There is a great discussion of the problem faced by developing countries who are not monetary sovereigns and must borrow in foreign currencies – typically dollars – to survive. Here, Kelton calls for an end to trade wars and instead using our dollars to promote “trade peace” and worldwide full employment.
Nowhere is the cause of fiscal conservatism more prevalent than in a discussion about the future of entitlements, such as Social Security, Medicare and Veterans benefits. Why are these programs called entitlements? Very simply, because a federal program or provision of law requires payments to any person or unit of government that meets the eligibility criteria established by law.
Some people will be almost shocked to learn that the deficit myth (we are running out of money) applies to social security; a program under attack from its inception as being “unaffordable.” But this is true only because it has been structured from the beginning as being “paid for” by those “entitled” to receive it. Congress could change that structure. Benefits have been “cut” in various ways: raising the retirement age, taxation of benefits for some and changing the inflation adjustment benchmark.
Excess collections in any given year from payroll taxes are held in the so-called Social Security Trust fund or “lockbox”- which is scheduled to be depleted around 2034. But this is an artifice established by FDR to make the program politically palatable. Kelton suggests the trust-fund approach has impeded a grown-up discussion. Perhaps we need to stop asking the question: How will we pay for it? And start asking the question: How will we resource it?
In the final two chapters Dr. Kelton gets to the questions of what do we do with the money that is available to spend, now that we know that taxes and borrowing are not limitations. Rather we are constrained by actual resources and potential inflation. She identifies seven “deficits” (i.e., social problems) that need to be addressed:
Good Jobs, Savings, Health Care, Education, Infrastructure, Climate and Democracy
As economic theory, MMT is policy neutral. It is neither liberal nor conservative. The “fiscal space” created could – without threatening national bankruptcy – fund either Medicare for All or military spending. So, we are faced with political questions: How do we trust Congress to be responsible with MMT? And how do we achieve the right balance between spending too much and spending too little.
Kelton envisions an economy where private enterprise and public investment combine to raise living standards for everyone. According to Kelton, the two most important policy objectives are the federal job guarantee – with the goal of near zero unemployment targeted at caring for an aging population – and combating climate change. Your vision may be different.
I was privileged to be part of an online book club – consisting mostly of several hundred financial advisors – that read and studied this book together. We were able to ask the author and her MMT colleagues numerous questions about the content of the eight chapters. As you read the book, you can watch the recordings of the Q & A sessions here.
Unsurprisingly, MMT has encountered criticism from both the academic and investment communities. You’ll have to decide for yourself the extent to which these are well founded or the product of some sort of anchoring bias.

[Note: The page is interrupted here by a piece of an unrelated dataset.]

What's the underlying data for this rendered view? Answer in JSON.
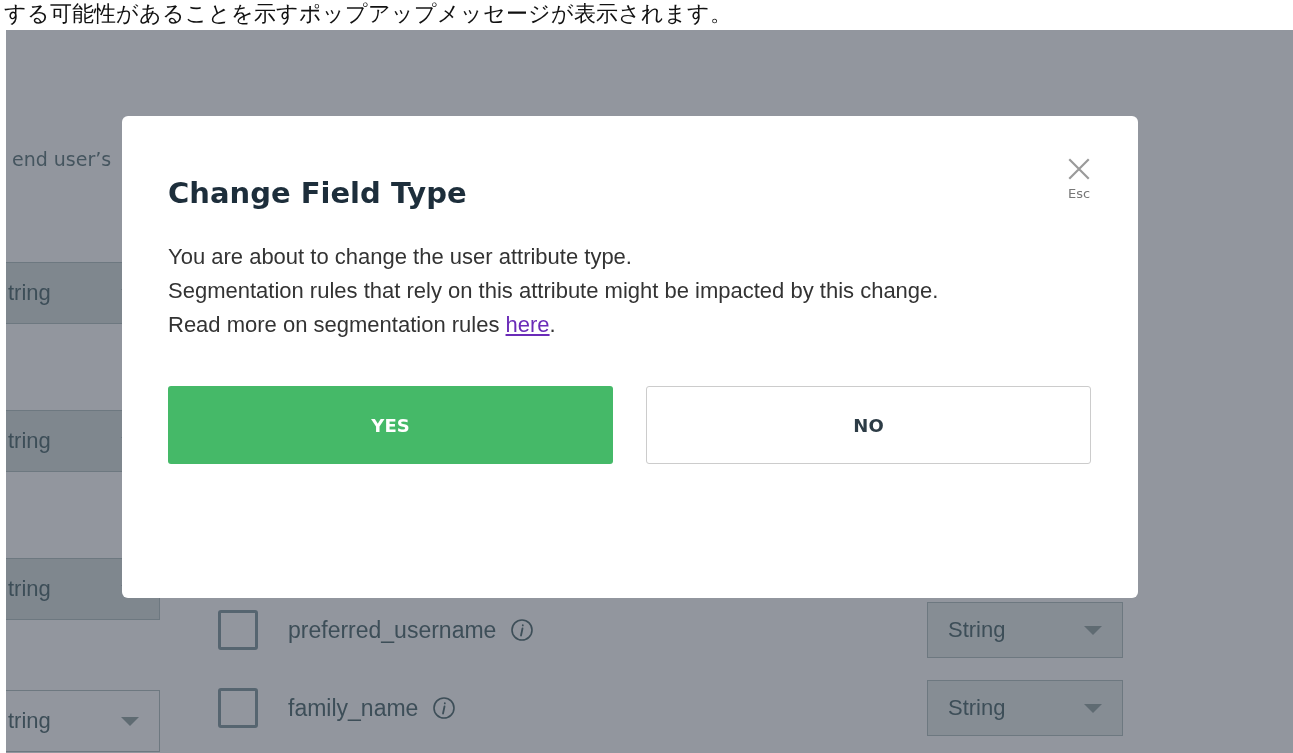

At a moment when the Federal Reserve is running out of monetary policy tools to support the economy and looking to Congress for more spending, every American who chooses to be an informed citizen and is “worried” about the deficit should read this book to test whether those worries are justified.
Steve Smith, Principal of Right Path Investments is here to guide you with preparations to take your next step. If you're ready to take that step, schedule some time for a one on one with Steve today.